[Collection entries]
□ □ □ □ □ □ □

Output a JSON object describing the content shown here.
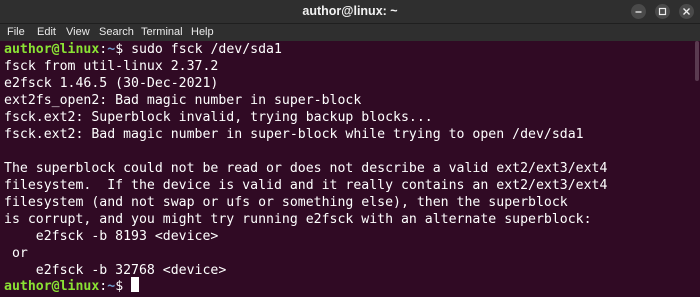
{
  "window": {
    "title": "author@linux: ~"
  },
  "menu": [
    "File",
    "Edit",
    "View",
    "Search",
    "Terminal",
    "Help"
  ],
  "prompt": {
    "user_host": "author@linux",
    "separator": ":",
    "path": "~",
    "symbol": "$"
  },
  "command": " sudo fsck /dev/sda1",
  "output": [
    "fsck from util-linux 2.37.2",
    "e2fsck 1.46.5 (30-Dec-2021)",
    "ext2fs_open2: Bad magic number in super-block",
    "fsck.ext2: Superblock invalid, trying backup blocks...",
    "fsck.ext2: Bad magic number in super-block while trying to open /dev/sda1",
    "",
    "The superblock could not be read or does not describe a valid ext2/ext3/ext4",
    "filesystem.  If the device is valid and it really contains an ext2/ext3/ext4",
    "filesystem (and not swap or ufs or something else), then the superblock",
    "is corrupt, and you might try running e2fsck with an alternate superblock:",
    "    e2fsck -b 8193 <device>",
    " or",
    "    e2fsck -b 32768 <device>"
  ],
  "colors": {
    "terminal_bg": "#300a24",
    "prompt_user": "#8ae234",
    "prompt_path": "#729fcf",
    "titlebar_bg": "#2f2f2f"
  },
  "icons": {
    "search": "search-icon",
    "hamburger": "hamburger-menu-icon",
    "minimize": "minimize-icon",
    "maximize": "maximize-icon",
    "close": "close-icon"
  }
}
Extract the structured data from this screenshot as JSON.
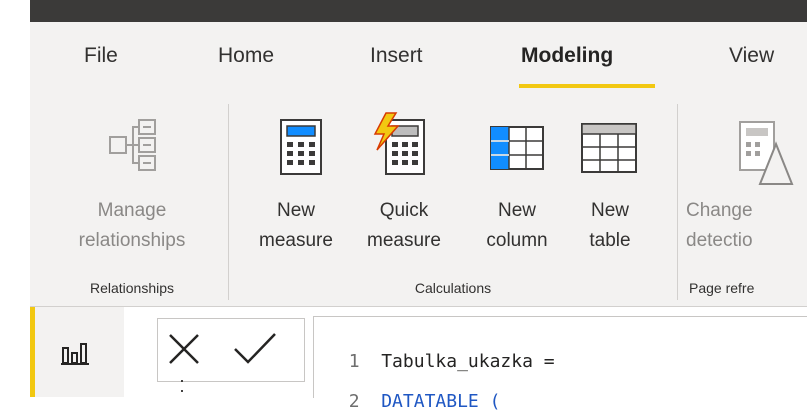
{
  "tabs": [
    "File",
    "Home",
    "Insert",
    "Modeling",
    "View"
  ],
  "active_tab": "Modeling",
  "groups": {
    "relationships": {
      "label": "Relationships",
      "buttons": [
        {
          "line1": "Manage",
          "line2": "relationships",
          "icon": "manage-relationships-icon",
          "disabled": true
        }
      ]
    },
    "calculations": {
      "label": "Calculations",
      "buttons": [
        {
          "line1": "New",
          "line2": "measure",
          "icon": "calculator-icon"
        },
        {
          "line1": "Quick",
          "line2": "measure",
          "icon": "lightning-calculator-icon"
        },
        {
          "line1": "New",
          "line2": "column",
          "icon": "table-column-icon"
        },
        {
          "line1": "New",
          "line2": "table",
          "icon": "table-icon"
        }
      ]
    },
    "page_refresh": {
      "label": "Page refre",
      "buttons": [
        {
          "line1": "Change",
          "line2": "detectio",
          "icon": "change-detection-icon",
          "disabled": true
        }
      ]
    }
  },
  "formula": {
    "lines": [
      {
        "num": "1",
        "text": "Tabulka_ukazka ="
      },
      {
        "num": "2",
        "text": "DATATABLE ("
      }
    ]
  },
  "colors": {
    "accent": "#f2c811",
    "keyword": "#1f57c3",
    "titlebar": "#3b3a39",
    "ribbon": "#f3f2f1"
  }
}
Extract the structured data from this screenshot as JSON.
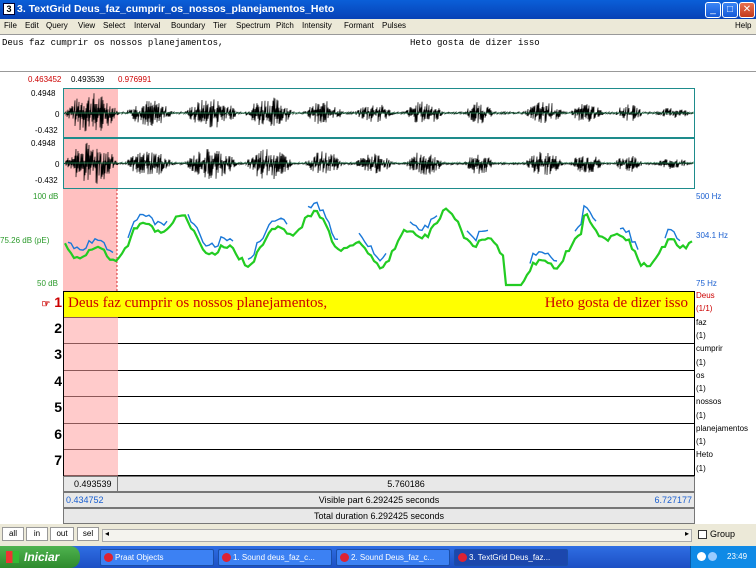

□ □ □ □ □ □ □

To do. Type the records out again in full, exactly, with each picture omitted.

Exercise answer.
Output a JSON object describing the content shown here.
{
  "window": {
    "title": "author@linux: ~"
  },
  "menu": [
    "File",
    "Edit",
    "View",
    "Search",
    "Terminal",
    "Help"
  ],
  "prompt": {
    "user_host": "author@linux",
    "separator": ":",
    "path": "~",
    "symbol": "$"
  },
  "command": " sudo fsck /dev/sda1",
  "output": [
    "fsck from util-linux 2.37.2",
    "e2fsck 1.46.5 (30-Dec-2021)",
    "ext2fs_open2: Bad magic number in super-block",
    "fsck.ext2: Superblock invalid, trying backup blocks...",
    "fsck.ext2: Bad magic number in super-block while trying to open /dev/sda1",
    "",
    "The superblock could not be read or does not describe a valid ext2/ext3/ext4",
    "filesystem.  If the device is valid and it really contains an ext2/ext3/ext4",
    "filesystem (and not swap or ufs or something else), then the superblock",
    "is corrupt, and you might try running e2fsck with an alternate superblock:",
    "    e2fsck -b 8193 <device>",
    " or",
    "    e2fsck -b 32768 <device>"
  ],
  "colors": {
    "terminal_bg": "#300a24",
    "prompt_user": "#8ae234",
    "prompt_path": "#729fcf",
    "titlebar_bg": "#2f2f2f"
  },
  "icons": {
    "search": "search-icon",
    "hamburger": "hamburger-menu-icon",
    "minimize": "minimize-icon",
    "maximize": "maximize-icon",
    "close": "close-icon"
  }
}
Extract the structured data from this screenshot as JSON.
{
  "tabs": [
    "File",
    "Home",
    "Insert",
    "Modeling",
    "View"
  ],
  "active_tab": "Modeling",
  "groups": {
    "relationships": {
      "label": "Relationships",
      "buttons": [
        {
          "line1": "Manage",
          "line2": "relationships",
          "icon": "manage-relationships-icon",
          "disabled": true
        }
      ]
    },
    "calculations": {
      "label": "Calculations",
      "buttons": [
        {
          "line1": "New",
          "line2": "measure",
          "icon": "calculator-icon"
        },
        {
          "line1": "Quick",
          "line2": "measure",
          "icon": "lightning-calculator-icon"
        },
        {
          "line1": "New",
          "line2": "column",
          "icon": "table-column-icon"
        },
        {
          "line1": "New",
          "line2": "table",
          "icon": "table-icon"
        }
      ]
    },
    "page_refresh": {
      "label": "Page refre",
      "buttons": [
        {
          "line1": "Change",
          "line2": "detectio",
          "icon": "change-detection-icon",
          "disabled": true
        }
      ]
    }
  },
  "formula": {
    "lines": [
      {
        "num": "1",
        "text": "Tabulka_ukazka ="
      },
      {
        "num": "2",
        "text": "DATATABLE ("
      }
    ]
  },
  "colors": {
    "accent": "#f2c811",
    "keyword": "#1f57c3",
    "titlebar": "#3b3a39",
    "ribbon": "#f3f2f1"
  }
}
Extract the structured data from this screenshot as JSON.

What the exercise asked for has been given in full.